Rhetoric and reality?
I never imagined that my first official duty as ADPH President would be a call to the Director General at the Department of Health about the £200m cut to the local authority public health grant in England. I am aware of the severe cuts to budgets in Northern Ireland, financial pressures in Scotland and Wales as well as drastically reduced budgets elsewhere within the wider public health system in England. It seems the rhetoric of investing in prevention is not always matched by economic realities.
The Department of Health consultation is now out [Click here] and it goes without saying that we need a strong response from councils and as many of our partners as possible. In particular we need to provide evidence on how this will impact on health outcomes, on NHS services and on costs to the health and social care economy. Whilst the consultation is limited to England, colleagues across the UK will have produced evidence we can use. In turn I’m sure DsPH in England will return the favour and share the learning from managing these cuts.

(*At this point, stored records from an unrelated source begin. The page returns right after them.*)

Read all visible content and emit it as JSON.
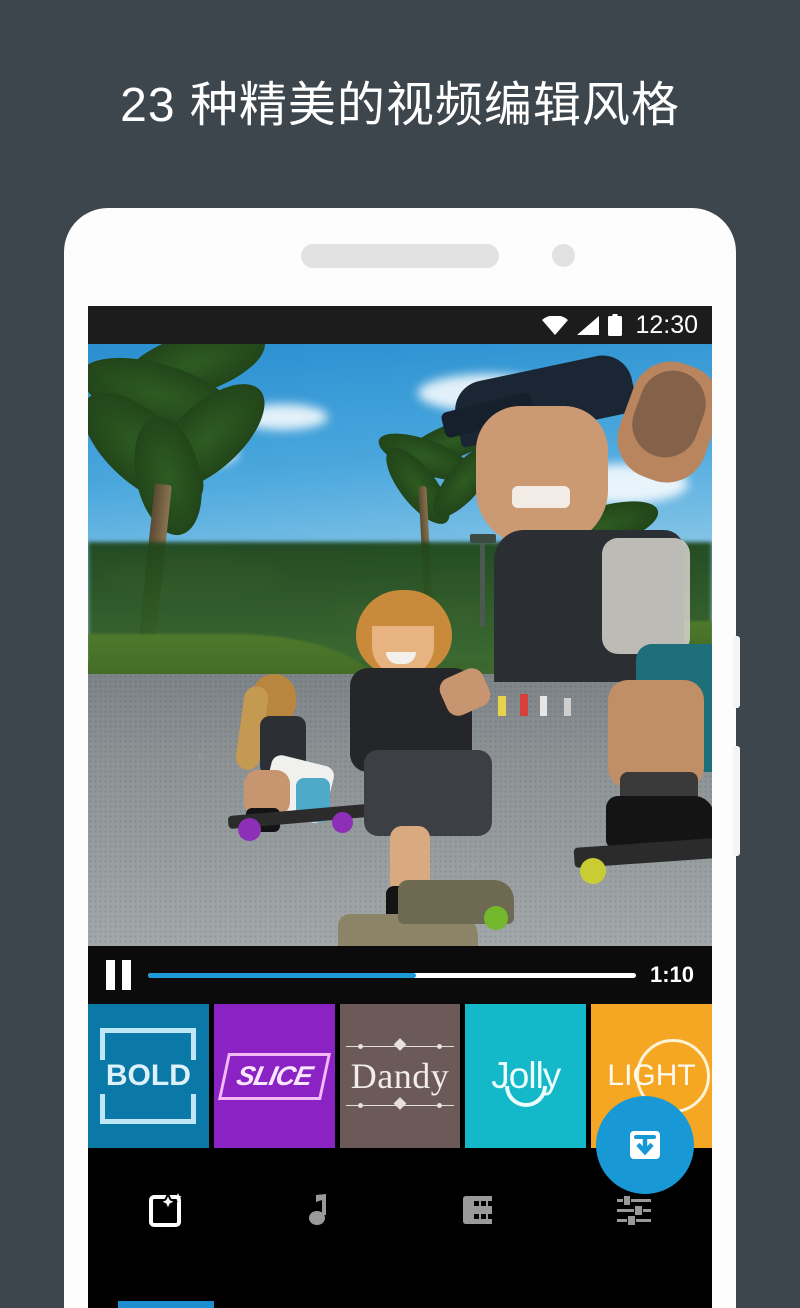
{
  "headline": "23 种精美的视频编辑风格",
  "background_color": "#3e464d",
  "phone": {
    "frame_color": "#fdfdfd",
    "speaker_name": "speaker-grille",
    "camera_name": "front-camera"
  },
  "status_bar": {
    "time": "12:30",
    "icons": [
      "wifi-icon",
      "signal-icon",
      "battery-icon"
    ]
  },
  "video": {
    "scene_description": "skateboarders on park road",
    "player": {
      "state_icon": "pause-icon",
      "duration": "1:10",
      "progress_percent": 55,
      "progress_color": "#1d9ad6"
    }
  },
  "styles": {
    "cards": [
      {
        "label": "BOLD",
        "color": "#0b79a8",
        "text_color": "#ddf1fa",
        "mark": "square-frame-mark"
      },
      {
        "label": "SLICE",
        "color": "#8b22c4",
        "text_color": "#fbe6fc",
        "mark": "slanted-box-mark"
      },
      {
        "label": "Dandy",
        "color": "#6b5a57",
        "text_color": "#f2ecea",
        "mark": "ornament-mark"
      },
      {
        "label": "Jolly",
        "color": "#13b9c9",
        "text_color": "#ecfcff",
        "mark": "smile-mark"
      },
      {
        "label": "LIGHT",
        "color": "#f5a623",
        "text_color": "#fffaf0",
        "mark": "circle-ring-mark"
      }
    ]
  },
  "fab": {
    "icon": "save-download-icon",
    "color": "#1899d6"
  },
  "bottom_nav": {
    "items": [
      {
        "icon": "styles-magic-icon",
        "active": true
      },
      {
        "icon": "music-note-icon",
        "active": false
      },
      {
        "icon": "film-strip-icon",
        "active": false
      },
      {
        "icon": "sliders-settings-icon",
        "active": false
      }
    ],
    "indicator_color": "#1d8fd1"
  }
}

I have been struck by the unanimous view from all the leaders I have spoken to that these cuts are at best unfortunate and at worst disastrous. Duncan Selbie specifically asked me to convey his disappointment at the cut and his admiration for DsPH dealing with an extremely difficult situation.
As you would expect, myself and the ADPH team have been lobbying both behind the scenes and in public. I know that many DsPH have been rallying the troops within their own localities and this is invaluable. The £200m was announced in parliament and can’t be retracted, but we want to ensure that budgets which support prevention are not cut again.

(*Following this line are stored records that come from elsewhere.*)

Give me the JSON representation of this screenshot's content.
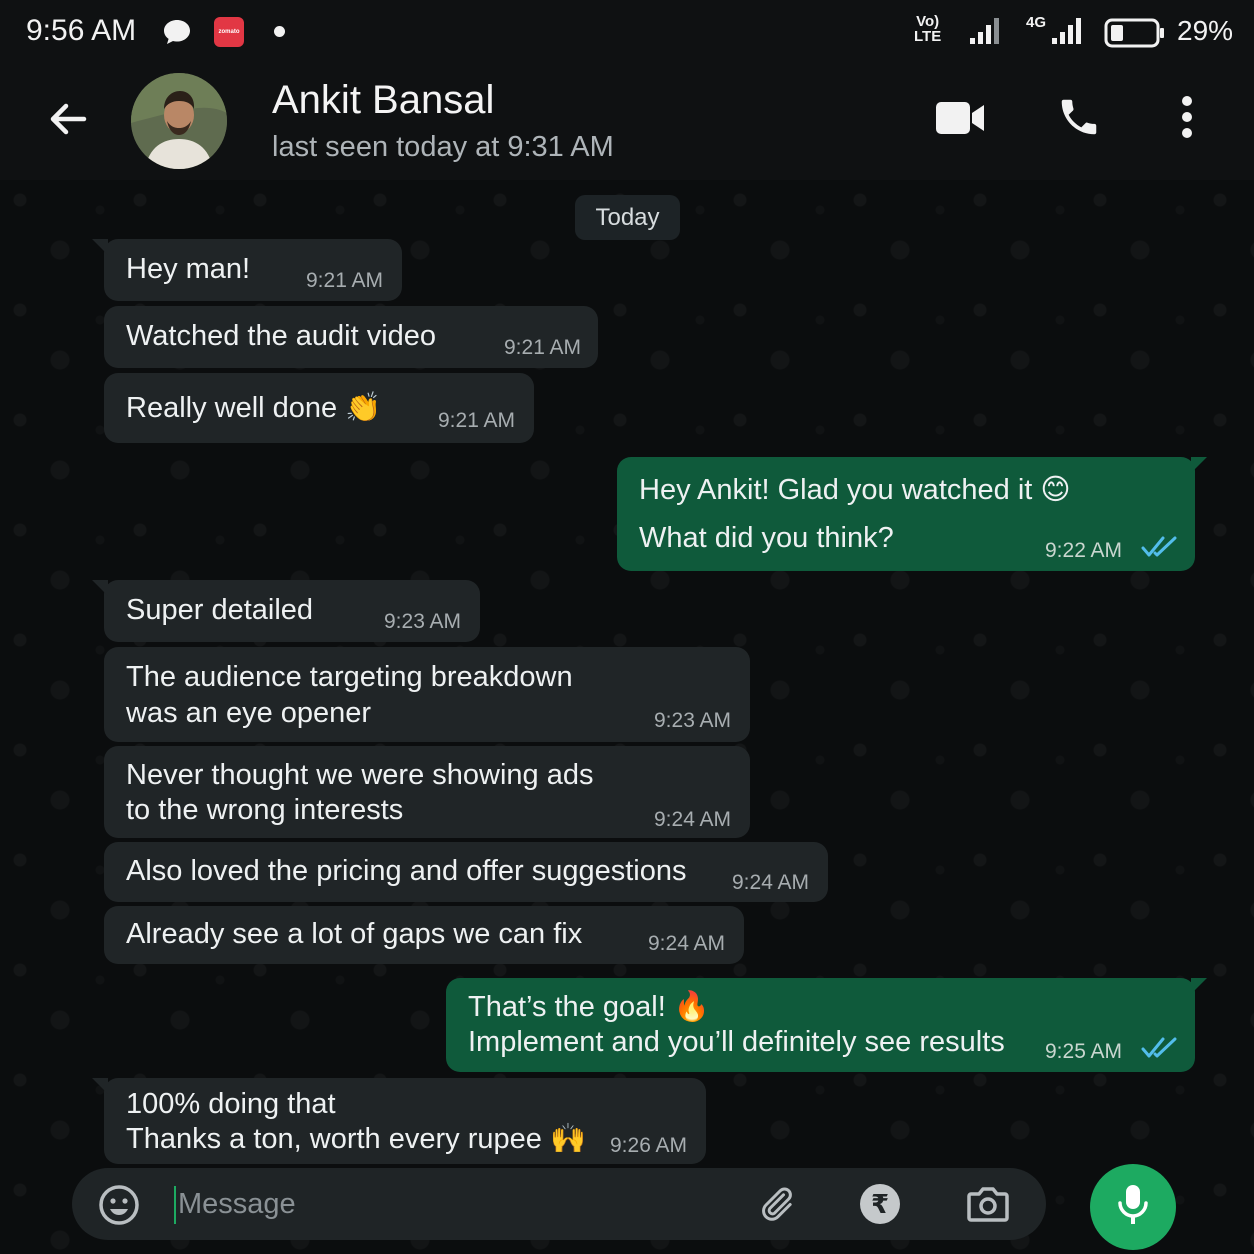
{
  "status_bar": {
    "time": "9:56 AM",
    "volte_label": "Vo)\nLTE",
    "network_label": "4G",
    "battery_percent": "29%",
    "battery_level": 0.29,
    "zomato_label": "zomato",
    "icons": [
      "chat-bubble-icon",
      "zomato-icon",
      "notification-dot-icon",
      "signal-icon",
      "battery-icon"
    ]
  },
  "header": {
    "contact_name": "Ankit Bansal",
    "last_seen": "last seen today at 9:31 AM",
    "icons": [
      "back-arrow-icon",
      "video-call-icon",
      "phone-icon",
      "more-vertical-icon"
    ]
  },
  "chat": {
    "date_label": "Today",
    "messages": [
      {
        "dir": "in",
        "lines": "Hey man!",
        "time": "9:21 AM"
      },
      {
        "dir": "in",
        "lines": "Watched the audit video",
        "time": "9:21 AM"
      },
      {
        "dir": "in",
        "lines": "Really well done 👏",
        "time": "9:21 AM"
      },
      {
        "dir": "out",
        "line1": "Hey Ankit! Glad you watched it 😊",
        "line2": "What did you think?",
        "time": "9:22 AM",
        "status": "read"
      },
      {
        "dir": "in",
        "lines": "Super detailed",
        "time": "9:23 AM"
      },
      {
        "dir": "in",
        "line1": "The audience targeting breakdown",
        "line2": "was an eye opener",
        "time": "9:23 AM"
      },
      {
        "dir": "in",
        "line1": "Never thought we were showing ads",
        "line2": "to the wrong interests",
        "time": "9:24 AM"
      },
      {
        "dir": "in",
        "lines": "Also loved the pricing and offer suggestions",
        "time": "9:24 AM"
      },
      {
        "dir": "in",
        "lines": "Already see a lot of gaps we can fix",
        "time": "9:24 AM"
      },
      {
        "dir": "out",
        "line1": "That’s the goal! 🔥",
        "line2": "Implement and you’ll definitely see results",
        "time": "9:25 AM",
        "status": "read"
      },
      {
        "dir": "in",
        "line1": "100% doing that",
        "line2": "Thanks a ton, worth every rupee 🙌",
        "time": "9:26 AM"
      }
    ]
  },
  "composer": {
    "placeholder": "Message",
    "rupee_symbol": "₹",
    "icons": [
      "emoji-icon",
      "attach-icon",
      "rupee-icon",
      "camera-icon",
      "mic-icon"
    ]
  },
  "colors": {
    "incoming_bubble": "#202527",
    "outgoing_bubble": "#0f5a3b",
    "read_ticks": "#53bdeb",
    "accent": "#1daa61"
  }
}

As DsPH we are, perhaps unfortunately, skilled at salvaging some good things out of difficult situations. Several of you have told me that this cut has escalated conversations with NHS partners about their role in prevention. The NHS England Five Year Forward View sets out ambitions to save money, improve health and increase quality. There are actions the NHS could take on issues like tobacco and alcohol that would tick all these boxes. Again I’m sure DsPH across the UK will have great examples to share.
Ahead of this autumn’s Comprehensive Spending Review, and equivalent processes across the UK, we need to gather and present the evidence that our work improves health and saves the system money.

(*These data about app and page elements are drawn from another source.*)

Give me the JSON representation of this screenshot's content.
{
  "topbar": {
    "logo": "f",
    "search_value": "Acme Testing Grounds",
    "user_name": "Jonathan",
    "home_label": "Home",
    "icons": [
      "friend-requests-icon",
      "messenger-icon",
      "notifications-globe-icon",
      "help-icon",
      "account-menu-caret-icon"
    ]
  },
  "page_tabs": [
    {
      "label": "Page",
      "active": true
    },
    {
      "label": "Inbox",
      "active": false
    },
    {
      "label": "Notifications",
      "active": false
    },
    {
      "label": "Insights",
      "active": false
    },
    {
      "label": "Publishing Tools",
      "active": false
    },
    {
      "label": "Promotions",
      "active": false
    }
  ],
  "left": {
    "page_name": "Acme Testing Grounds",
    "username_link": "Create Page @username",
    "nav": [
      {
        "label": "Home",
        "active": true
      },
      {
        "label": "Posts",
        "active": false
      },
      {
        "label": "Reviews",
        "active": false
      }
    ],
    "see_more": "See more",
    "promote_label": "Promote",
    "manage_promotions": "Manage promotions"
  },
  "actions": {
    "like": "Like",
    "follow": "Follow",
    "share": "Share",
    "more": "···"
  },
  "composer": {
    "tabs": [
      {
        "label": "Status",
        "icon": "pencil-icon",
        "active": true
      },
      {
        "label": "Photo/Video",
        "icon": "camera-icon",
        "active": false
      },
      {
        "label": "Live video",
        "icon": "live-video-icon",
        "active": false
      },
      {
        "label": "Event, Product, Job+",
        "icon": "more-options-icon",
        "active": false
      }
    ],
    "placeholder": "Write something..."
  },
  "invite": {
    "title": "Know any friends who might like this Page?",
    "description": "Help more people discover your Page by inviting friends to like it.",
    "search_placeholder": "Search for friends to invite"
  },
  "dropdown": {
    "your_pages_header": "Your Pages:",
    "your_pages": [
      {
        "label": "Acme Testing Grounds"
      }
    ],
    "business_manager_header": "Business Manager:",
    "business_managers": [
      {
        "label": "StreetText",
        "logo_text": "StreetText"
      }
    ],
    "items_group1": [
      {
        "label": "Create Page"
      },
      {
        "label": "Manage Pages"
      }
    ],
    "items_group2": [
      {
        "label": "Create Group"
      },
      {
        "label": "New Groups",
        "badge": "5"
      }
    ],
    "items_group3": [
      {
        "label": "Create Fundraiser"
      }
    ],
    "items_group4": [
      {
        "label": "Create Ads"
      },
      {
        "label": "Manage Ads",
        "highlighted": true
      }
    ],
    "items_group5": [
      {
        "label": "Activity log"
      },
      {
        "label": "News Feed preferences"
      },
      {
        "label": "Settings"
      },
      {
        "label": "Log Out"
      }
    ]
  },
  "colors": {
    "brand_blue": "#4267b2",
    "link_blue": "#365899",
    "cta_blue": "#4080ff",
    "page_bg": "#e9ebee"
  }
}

We also need a strong narrative. I’ve been struck that whilst many people use the word prevention the meaning can vary wildly. Our narrative needs to capture our role in delivering effective population based prevention work in its widest sense. The ADPH Council has its final development session on 15-16 July and will do some further work on this.
On a personal note, despite having to deal with difficult circumstances, I’ve enjoyed my first month as President. I have found that ADPH is very well regarded by the powers that be and as a result I’ve been listened to. I’ve appreciated the messages of support from DsPH and I look forward to meeting more of you over the coming months. I have spoken at several national meetings and in every case making the point about investing in prevention and the pivotal role of the DPH. I have also set the ball rolling on some further guidance from the LGA on the role on local government on some important health issues. Finally I have started the conversation with our trainees about getting them exposed to and involved with ADPH. The aim is to inspire them to aspire to be our successors. As a by-product of this I’ve arranged for one of our trainees to do some work for England’s CMO in WHO in Geneva. I have to confess to being more than a tad jealous.
Please let me know if you think there is anything else I could usefully be doing. My time is limited, but unless you tell me I will never know. I want to make sure my ambition to represent you effectively is a reality and not just rhetoric.